You should also make the bet if you have an Ace King and at least one of your other cards matches the dealer’s upcard.
You should also make the bet if you have Ace King Queen or Ace King Jack and ANY of your cards matches the dealer’s upcard.
If you hold Ace King Queen and two other cards, make the bet if the higher of those two other cards is higher than the dealer’s upcard.
If you play with this strategy, and if you avoid the progressive side bet, you’ll be giving the house an edge of 5.22%.
If that strategy seems too complicated, you can follow a much simpler strategy and only give up 0.1% on the game.
The simple strategy? Bet if you have AKJ83 or better; otherwise fold.
The simple strategy for Caribbean Stud Poker gives the house an edge of 5.32% instead of 5.22%.
Progressive Jackpot Strategy for Caribbean Stud Poker

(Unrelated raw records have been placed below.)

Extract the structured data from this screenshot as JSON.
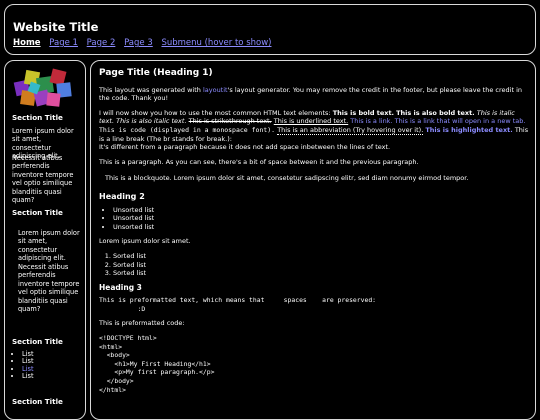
{
  "header": {
    "title": "Website Title",
    "nav": [
      "Home",
      "Page 1",
      "Page 2",
      "Page 3",
      "Submenu (hover to show)"
    ]
  },
  "sidebar": {
    "section1_title": "Section Title",
    "section1_p1": "Lorem ipsum dolor sit amet, consectetur adipiscing elit.",
    "section1_p2": "Necessit atibus perferendis inventore tempore vel optio similique blanditiis quasi quam?",
    "section2_title": "Section Title",
    "section2_p1": "Lorem ipsum dolor sit amet, consectetur adipiscing elit.",
    "section2_p2": "Necessit atibus perferendis inventore tempore vel optio similique blanditiis quasi quam?",
    "section3_title": "Section Title",
    "list": [
      "List",
      "List",
      "List",
      "List"
    ],
    "section4_title": "Section Title"
  },
  "main": {
    "h1": "Page Title (Heading 1)",
    "intro_1": "This layout was generated with ",
    "intro_link": "layoutit",
    "intro_2": "'s layout generator. You may remove the credit in the footer, but please leave the credit in the code. Thank you!",
    "elem_1": "I will now show you how to use the most common HTML text elements: ",
    "bold1": "This is bold text.",
    "bold2": "This is also bold text.",
    "italic1": "This is italic text.",
    "italic2": "This is also italic text.",
    "strike": "This is strikethrough text.",
    "underline": "This is underlined text.",
    "link1": "This is a link.",
    "link2": "This is a link that will open in a new tab.",
    "code": "This is code (displayed in a monospace font).",
    "abbr": "This is an abbreviation (Try hovering over it).",
    "highlight": "This is highlighted text.",
    "linebreak_1": "This is a line break (The br stands for break.):",
    "linebreak_2": "It's different from a paragraph because it does not add space inbetween the lines of text.",
    "para": "This is a paragraph. As you can see, there's a bit of space between it and the previous paragraph.",
    "blockquote": "This is a blockquote. Lorem ipsum dolor sit amet, consetetur sadipscing elitr, sed diam nonumy eirmod tempor.",
    "h2": "Heading 2",
    "ul": [
      "Unsorted list",
      "Unsorted list",
      "Unsorted list"
    ],
    "lorem": "Lorem ipsum dolor sit amet.",
    "ol": [
      "Sorted list",
      "Sorted list",
      "Sorted list"
    ],
    "h3": "Heading 3",
    "pre1": "This is preformatted text, which means that     spaces    are preserved:\n          :D",
    "pre_code_label": "This is preformatted code:",
    "pre2": "<!DOCTYPE html>\n<html>\n  <body>\n    <h1>My First Heading</h1>\n    <p>My first paragraph.</p>\n  </body>\n</html>"
  }
}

If the progressive jackpot is over $352,150, the you have a mathematical edge over the casino when you make the optional $1 side bet. You’re still unlikely to win, but any time you can get an edge over a casino, it’s worth making the bet if you can afford it.
If the progressive jackpot is under that amount, don’t make the side bet, because the house has the edge.
Caribbean Stud Poker is a lot of fun, and usually the other people playing at the table with you are social and some of them are even inebriated. It’s a game worth playing if you like slow, social card games where you don’t have to compete with the other players at the table.
I’m indebted to American Mensa Guide to Casino Gambling: Winning Ways by Andrew Brisman for most of the information presented on this page.